The House by the Lake


Back to soapy hands in the dishwater beneath the window, the trees beyond, wet
with darkness. Behind that porch, this house silently waits. Only the hands of aging
winds have the patience to have warped those boards.
Back to that room where the lights traveled sleeplessly across the wall. Now
darkness covers the barn’s wings, a wheel turning inside you.
A lamp and a loaf of bread. It’s the same window, yet now the smell of snow and a
horse breaking ice on the farm pond.
But it’s never the right wilderness until you’ve crossed it.
If you walk in a snowstorm long enough, its light becomes your light. That caul of
snow the secret religion of crows and the tiny branched gossip of sparrows.
And somewhere in Iowa this year’s only albino ground squirrel turns the wrong
way to escape an ordinary death.
In Georgia, evangelists have taken yes and no hostage. Fortunately, their demands
cannot be met.
A proverb about this has vanished, set to music in Canada, composed below zero.
Back to that house by the lake. Back to your future. Back to the possible and back
to the hostage under the porch.
And like any man and woman, the three of us dine together. Imagine truffles and
partridge and some medieval delicacy with a white heart, the path always falling away.

The seasons change on the river of the tongue. It could be anywhere, but it isn’t, the
warm water lapping at the edge of his sleeve.
Back to your castle in the air, breathing. Back to a glass of warm milk steaming on
a blue table. Back to water birds like sexual whimpers scrabbling after a child’s offering
of bread warmed by anxious hands, taut voices strung on the cold air, all the angels
decaying in the storehouse, certain possibilities swallowed by the smell of bread.
Don’t bother with anger. No argument of fists ever held water. The past always
awaits our return to a life so internalized it seems to manufacture its own rust.
If you hear a river singing, drink it, drink the ropes running through its shaggy
light, running through the slow animal heart beneath the green hull of its sleep.

Such a child might meet himself in a dark alley and think himself harmless and
worse, be right. But each invisible railroad tie weathers differently, like we do, one step closer to somewhere else.
The crooked shadows of tree limbs harsh against the breaking snowmelt of the
path, the black flute of its moonlight drowned.
Perhaps you wanted to be held by it.
The only one of us who never betrayed that child doesn’t know it.
Like the ogre in the legend of the catfish, you have forgotten.
But so many things have not.
Farther up the slope, above the innocent duck pond, in the clearcut wound of the
weathered landskin, a seabird perches on a rotting stump, a kind of totem for old brown
animals and thick sleep. Inside the stump sleeps a misplaced memory of a large slow
farmer scratching his codpiece in a field of potatoes.
Back to the rotting mounds of fur lumped on the prairie like one great wrinkled
beast about to rise and lumber to the end of its long and ending days, a host of human
scavengers riding its pelt over one final cliff, one world falling off the edge of another.

In a dream you are searching for a hammer.
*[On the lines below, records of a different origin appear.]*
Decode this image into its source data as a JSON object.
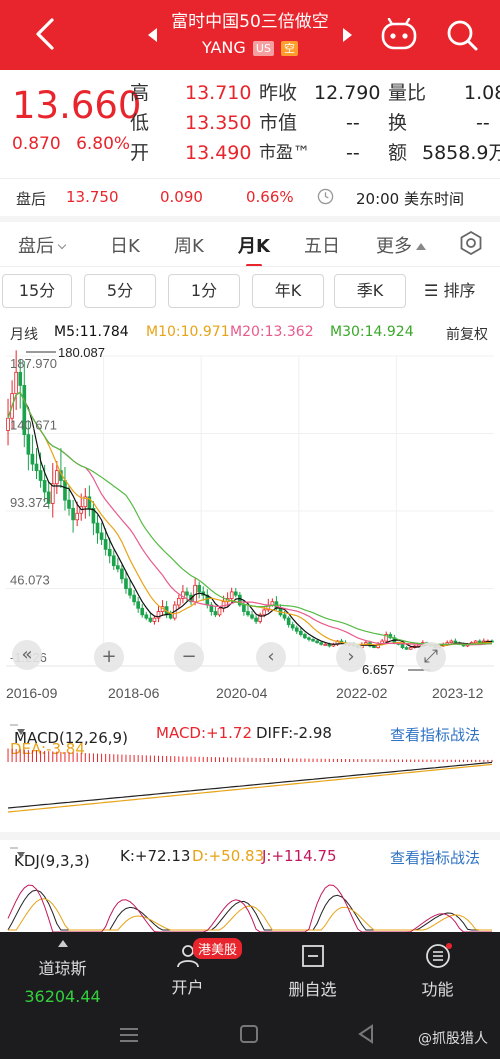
{
  "header": {
    "title": "富时中国50三倍做空",
    "ticker": "YANG",
    "badge_market": "US",
    "badge_type": "空"
  },
  "quote": {
    "price": "13.660",
    "change": "0.870",
    "change_pct": "6.80%",
    "high_label": "高",
    "high": "13.710",
    "low_label": "低",
    "low": "13.350",
    "open_label": "开",
    "open": "13.490",
    "prev_close_label": "昨收",
    "prev_close": "12.790",
    "mkt_cap_label": "市值",
    "mkt_cap": "--",
    "pe_label": "市盈™",
    "pe": "--",
    "vol_ratio_label": "量比",
    "vol_ratio": "1.08",
    "turnover_label": "换",
    "turnover": "--",
    "amount_label": "额",
    "amount": "5858.9万"
  },
  "after_hours": {
    "label": "盘后",
    "price": "13.750",
    "change": "0.090",
    "change_pct": "0.66%",
    "time": "20:00 美东时间"
  },
  "tabs": [
    "盘后",
    "日K",
    "周K",
    "月K",
    "五日",
    "更多"
  ],
  "active_tab": "月K",
  "chips": [
    "15分",
    "5分",
    "1分",
    "年K",
    "季K"
  ],
  "sort_label": "排序",
  "chart": {
    "line_label": "月线",
    "ma5": "M5:11.784",
    "ma10": "M10:10.971",
    "ma20": "M20:13.362",
    "ma30": "M30:14.924",
    "adjust": "前复权",
    "y_labels": [
      "187.970",
      "140.671",
      "93.372",
      "46.073",
      "-1.226"
    ],
    "max_label": "180.087",
    "min_label": "6.657",
    "x_labels": [
      "2016-09",
      "2018-06",
      "2020-04",
      "2022-02",
      "2023-12"
    ],
    "colors": {
      "ma5": "#111111",
      "ma10": "#e8a317",
      "ma20": "#e85a8c",
      "ma30": "#55bb44",
      "up": "#e8252c",
      "down": "#1aa34a"
    }
  },
  "chart_data": {
    "type": "candlestick",
    "title": "",
    "y_ticks": [
      187.97,
      140.671,
      93.372,
      46.073,
      -1.226
    ],
    "ylim": [
      -1.226,
      187.97
    ],
    "x_ticks": [
      "2016-09",
      "2018-06",
      "2020-04",
      "2022-02",
      "2023-12"
    ],
    "annotations": [
      {
        "text": "180.087",
        "kind": "max"
      },
      {
        "text": "6.657",
        "kind": "min"
      }
    ],
    "series": [
      {
        "name": "M5",
        "last": 11.784
      },
      {
        "name": "M10",
        "last": 10.971
      },
      {
        "name": "M20",
        "last": 13.362
      },
      {
        "name": "M30",
        "last": 14.924
      }
    ],
    "close_approx": [
      150,
      165,
      178,
      170,
      140,
      128,
      122,
      118,
      112,
      105,
      98,
      110,
      118,
      112,
      100,
      95,
      88,
      92,
      96,
      102,
      95,
      86,
      80,
      76,
      70,
      66,
      60,
      58,
      52,
      46,
      42,
      38,
      34,
      30,
      28,
      26,
      28,
      32,
      35,
      30,
      28,
      36,
      40,
      44,
      42,
      38,
      48,
      44,
      42,
      36,
      32,
      30,
      34,
      38,
      40,
      44,
      42,
      36,
      32,
      30,
      28,
      26,
      30,
      33,
      36,
      38,
      34,
      30,
      28,
      24,
      22,
      20,
      18,
      16,
      15,
      14,
      13,
      12,
      12,
      11,
      12,
      14,
      13,
      12,
      12,
      11,
      10,
      12,
      13,
      11,
      10,
      12,
      14,
      18,
      16,
      13,
      12,
      10,
      9,
      10,
      11,
      12,
      13,
      12,
      11,
      10,
      11,
      12,
      13,
      14,
      13,
      12,
      11,
      12,
      13,
      14,
      13,
      14,
      14,
      13.66
    ]
  },
  "macd": {
    "label": "MACD(12,26,9)",
    "macd": "MACD:+1.72",
    "diff": "DIFF:-2.98",
    "dea": "DEA:-3.84",
    "link": "查看指标战法"
  },
  "kdj": {
    "label": "KDJ(9,3,3)",
    "k": "K:+72.13",
    "d": "D:+50.83",
    "j": "J:+114.75",
    "link": "查看指标战法"
  },
  "bottom": {
    "index_name": "道琼斯",
    "index_value": "36204.44",
    "open_account": "开户",
    "hk_us_badge": "港美股",
    "remove_watch": "删自选",
    "functions": "功能"
  },
  "watermark": "@抓股猎人"
}
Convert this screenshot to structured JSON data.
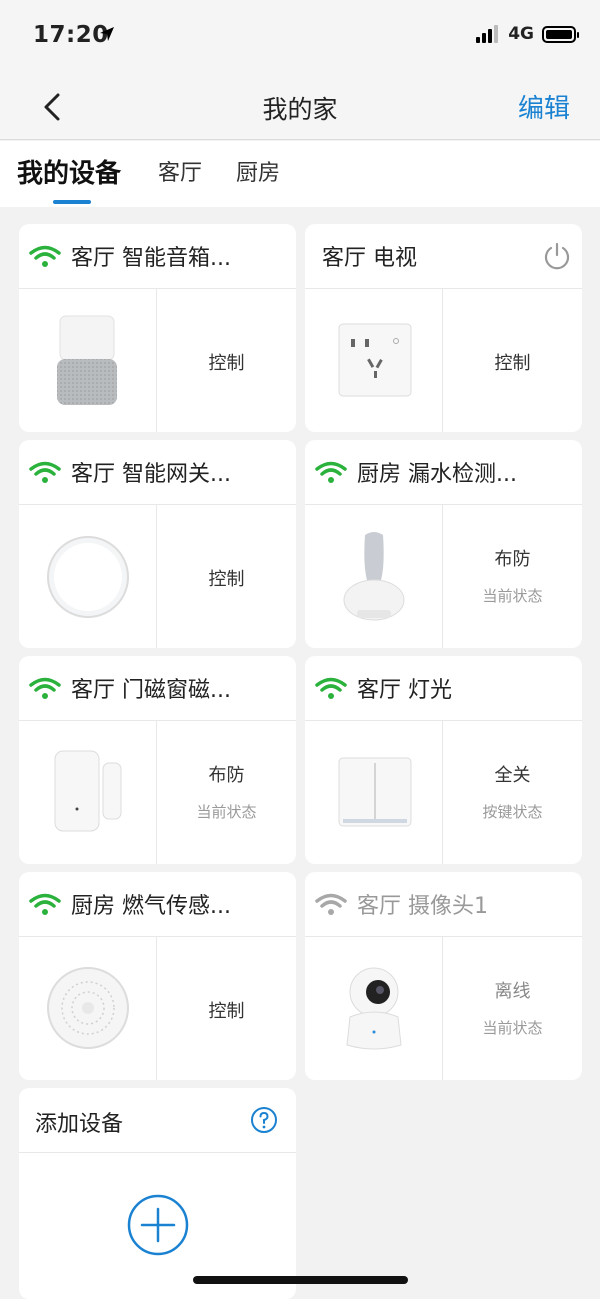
{
  "status": {
    "time": "17:20",
    "network": "4G"
  },
  "nav": {
    "title": "我的家",
    "edit": "编辑"
  },
  "tabs": [
    "我的设备",
    "客厅",
    "厨房"
  ],
  "devices": [
    {
      "title": "客厅 智能音箱...",
      "online": true,
      "main": "控制",
      "sub": "",
      "icon": "smart-speaker-icon"
    },
    {
      "title": "客厅 电视",
      "online": false,
      "power": true,
      "main": "控制",
      "sub": "",
      "icon": "wall-socket-icon"
    },
    {
      "title": "客厅 智能网关...",
      "online": true,
      "main": "控制",
      "sub": "",
      "icon": "gateway-icon"
    },
    {
      "title": "厨房 漏水检测...",
      "online": true,
      "main": "布防",
      "sub": "当前状态",
      "icon": "water-leak-sensor-icon"
    },
    {
      "title": "客厅 门磁窗磁...",
      "online": true,
      "main": "布防",
      "sub": "当前状态",
      "icon": "door-sensor-icon"
    },
    {
      "title": "客厅 灯光",
      "online": true,
      "main": "全关",
      "sub": "按键状态",
      "icon": "light-switch-icon"
    },
    {
      "title": "厨房 燃气传感...",
      "online": true,
      "main": "控制",
      "sub": "",
      "icon": "gas-sensor-icon"
    },
    {
      "title": "客厅 摄像头1",
      "online": false,
      "offline_style": true,
      "main": "离线",
      "sub": "当前状态",
      "icon": "camera-icon"
    }
  ],
  "add_device": {
    "title": "添加设备"
  },
  "colors": {
    "accent": "#1b82d2",
    "wifi_on": "#2bb23c",
    "wifi_off": "#a8a8a8"
  }
}
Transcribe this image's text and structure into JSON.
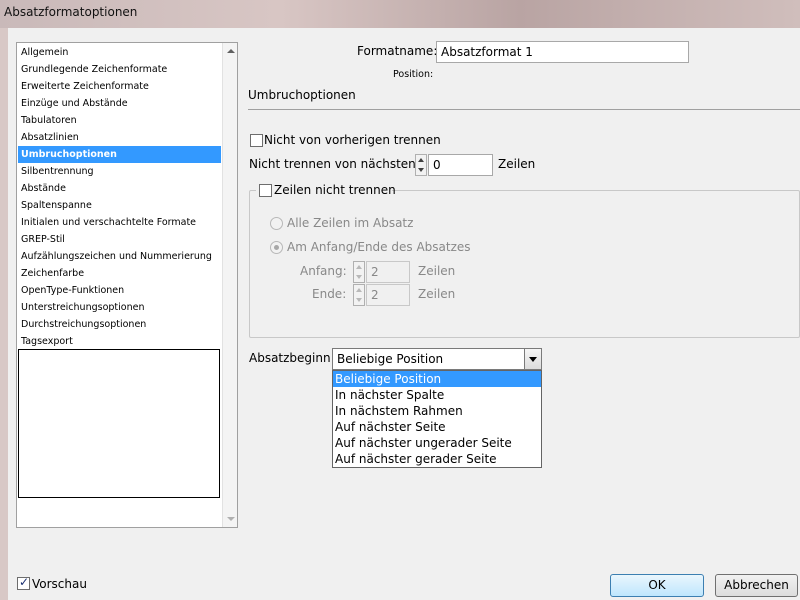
{
  "window": {
    "title": "Absatzformatoptionen"
  },
  "categories": [
    {
      "label": "Allgemein"
    },
    {
      "label": "Grundlegende Zeichenformate"
    },
    {
      "label": "Erweiterte Zeichenformate"
    },
    {
      "label": "Einzüge und Abstände"
    },
    {
      "label": "Tabulatoren"
    },
    {
      "label": "Absatzlinien"
    },
    {
      "label": "Umbruchoptionen",
      "selected": true
    },
    {
      "label": "Silbentrennung"
    },
    {
      "label": "Abstände"
    },
    {
      "label": "Spaltenspanne"
    },
    {
      "label": "Initialen und verschachtelte Formate"
    },
    {
      "label": "GREP-Stil"
    },
    {
      "label": "Aufzählungszeichen und Nummerierung"
    },
    {
      "label": "Zeichenfarbe"
    },
    {
      "label": "OpenType-Funktionen"
    },
    {
      "label": "Unterstreichungsoptionen"
    },
    {
      "label": "Durchstreichungsoptionen"
    },
    {
      "label": "Tagsexport"
    }
  ],
  "format": {
    "name_label": "Formatname:",
    "name_value": "Absatzformat 1",
    "position_label": "Position:"
  },
  "section": {
    "title": "Umbruchoptionen"
  },
  "options": {
    "keep_with_previous": {
      "label": "Nicht von vorherigen trennen",
      "checked": false
    },
    "keep_with_next": {
      "label": "Nicht trennen von nächsten:",
      "value": "0",
      "unit": "Zeilen"
    },
    "keep_lines_together": {
      "label": "Zeilen nicht trennen",
      "checked": false
    },
    "all_lines": {
      "label": "Alle Zeilen im Absatz"
    },
    "at_start_end": {
      "label": "Am Anfang/Ende des Absatzes"
    },
    "start": {
      "label": "Anfang:",
      "value": "2",
      "unit": "Zeilen"
    },
    "end": {
      "label": "Ende:",
      "value": "2",
      "unit": "Zeilen"
    }
  },
  "paragraph_start": {
    "label": "Absatzbeginn:",
    "value": "Beliebige Position",
    "options": [
      "Beliebige Position",
      "In nächster Spalte",
      "In nächstem Rahmen",
      "Auf nächster Seite",
      "Auf nächster ungerader Seite",
      "Auf nächster gerader Seite"
    ]
  },
  "footer": {
    "preview_label": "Vorschau",
    "preview_checked": true,
    "ok_label": "OK",
    "cancel_label": "Abbrechen"
  },
  "colors": {
    "selection": "#3399ff",
    "accent_check": "#1a2f70"
  }
}
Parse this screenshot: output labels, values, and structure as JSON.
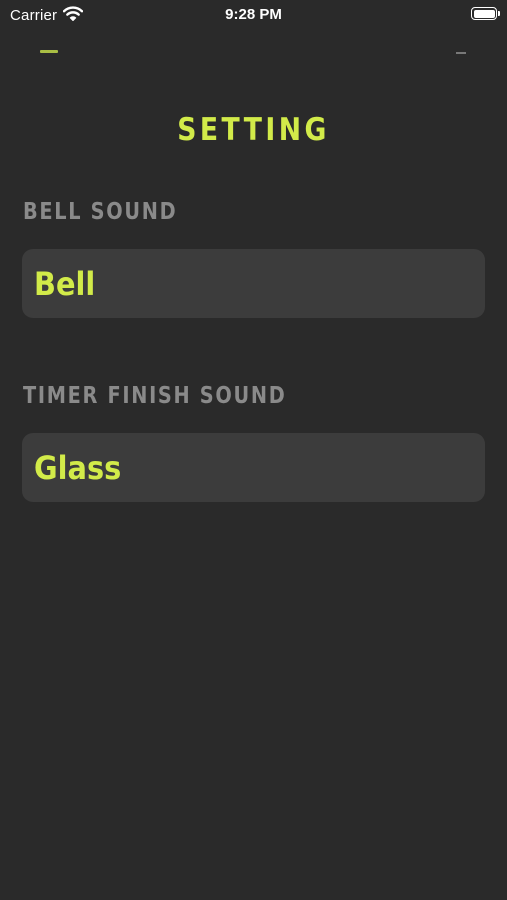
{
  "status_bar": {
    "carrier": "Carrier",
    "time": "9:28 PM",
    "wifi_icon": "wifi-icon",
    "battery_icon": "battery-icon"
  },
  "page": {
    "title": "SETTING"
  },
  "bell_sound": {
    "label": "BELL SOUND",
    "value": "Bell"
  },
  "timer_finish_sound": {
    "label": "TIMER FINISH SOUND",
    "value": "Glass"
  },
  "colors": {
    "background": "#2a2a2a",
    "accent": "#d2eb49",
    "label_gray": "#8a8a8a",
    "field_background": "#3c3c3c"
  }
}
Someone has eaten it. You want to
pound on your clothes. You want to make them talk. You want to carry on a conversation
with someone else’s sweat. You want to say something simple to a saw.
Icicles white as teeth in the porch’s mouth. Each one contains a world within a
world. In one, crimson fish swim in the yellow coral. In another a child feeds warm
bread to the ducks.
And so, my little cancers, we come to our game of backhands, crying “Kiss me!”
And the darkness splits open, dripping saints. There’s a pebble in your mouth, the hungry
tunnel of aging.
So we apologized for the palaces between the stems of water lilies deep inside an
icicle in one of our deaths. We were sorry about corncribs and dovewood and the beauty
of disinterest among trees, as they refuse to be anything but trees.
Then, under a red moon, we visited our garden of bones. Wind carried this death in
its wings and rose, listening for the screams of hawks and loons, listening for the song of the air.

And finally, here there is nothing, not even the past, no friends in the creaking
hinges, no memories of snowstorms in the summer heat, no house by the lake.
Take a deep breath. It is almost ready to sing.

Rich Ives is the author of Tunneling to the Moon: A Psychological Gardener’s Book of Days currently being published in serial @ Silenced Press everyday in 2014 and forthcoming in paperback. Begin from the beginning, catch up, read daily. Just refer to the Burrow Guide.